Electrical Panel Locations
Often during the schematic design process, the question comes up from time to time regarding acceptable locations for electrical panels. The National Electrical Code has a few restrictions on where electrical panels may be located, as follows:
- NEC 110.26 requires electrical equipment (including electrical panels) to be located to provide required working clearances about the equipment. Electrical equipment must have a minimum 30” wide clear working space laterally in front of the equipment. This does not have to be centered on the equipment, but the electrical panel door must be openable to 90 degrees. The working space can be shared among panels located adjacent to each other along a wall and need not be dedicated to a specific panel.
- A clear working space in front of the equipment is required based on Table 110.26(A)(1) based on the voltage rating of the equipment and the conditions under which the panel is installed. For a nominal voltage of 0-150V to ground, the minimum clearance is 36” for all conditions. For higher voltages (151-600V), the clearance requirement varies between 36” and 48”.
- NEC 240.24(D) states that overcurrent devices (i.e. circuit breakers and by implication electrical panels since they contain circuit breakers) shall not be located in the vicinity of easily ignitable material, such as in clothes closets. Also, the maximum height of a circuit breaker must not exceed 6’-7” above the finished floor or working platform per NEC 240.24.
- NEC 240.24(E) states that in dwelling units, dormitories, and guest rooms or guest suites, overcurrent devices, other than supplementary overcurrent protection, shall not be located in bathrooms.
- NEC 240.24(F) states that overcurrent devices shall not be located over steps of a stairway.
- UL listing requirements and IBC restrictions for membrane penetrations also preclude a panel from being located in a fire-rated partition or an area separation wall.
In summary, electrical panels can be located anywhere other than in bathrooms, clothes closets, above steps of a stairway or in fire-rated partitions or area separation walls as long as the proper working clearances are provided per NEC 110.26, and the enclosure type is suitable for the application (i.e. NEMA 3R if exposed to weather).
For detailed information, I have included a useful PDF from Mike Holt Enterprises Electrical Clearance Requirements.
If you would like to learn more or work with a team that takes an integrated approach to electrical engineering alongside architectural design and other engineering disciplines, get in touch with EVstudio.
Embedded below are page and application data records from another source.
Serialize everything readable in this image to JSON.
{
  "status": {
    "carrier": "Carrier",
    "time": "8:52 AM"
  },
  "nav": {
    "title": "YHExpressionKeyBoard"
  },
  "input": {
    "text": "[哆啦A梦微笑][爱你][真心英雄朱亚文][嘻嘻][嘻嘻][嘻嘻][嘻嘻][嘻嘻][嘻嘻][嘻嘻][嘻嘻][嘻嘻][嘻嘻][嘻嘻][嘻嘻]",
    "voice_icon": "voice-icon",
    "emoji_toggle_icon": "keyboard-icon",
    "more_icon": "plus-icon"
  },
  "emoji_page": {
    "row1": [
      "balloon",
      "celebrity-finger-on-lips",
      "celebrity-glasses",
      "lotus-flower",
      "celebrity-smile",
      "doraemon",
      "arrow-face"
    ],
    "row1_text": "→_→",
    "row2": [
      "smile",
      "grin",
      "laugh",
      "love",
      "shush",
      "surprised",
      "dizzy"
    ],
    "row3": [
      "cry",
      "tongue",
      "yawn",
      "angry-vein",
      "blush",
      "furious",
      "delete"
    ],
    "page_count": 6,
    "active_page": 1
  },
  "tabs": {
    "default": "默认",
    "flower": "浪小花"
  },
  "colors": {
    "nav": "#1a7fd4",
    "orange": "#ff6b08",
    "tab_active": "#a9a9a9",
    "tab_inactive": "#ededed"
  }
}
We excel at taking a holistic view of every project to deliver results that make your vision a reality.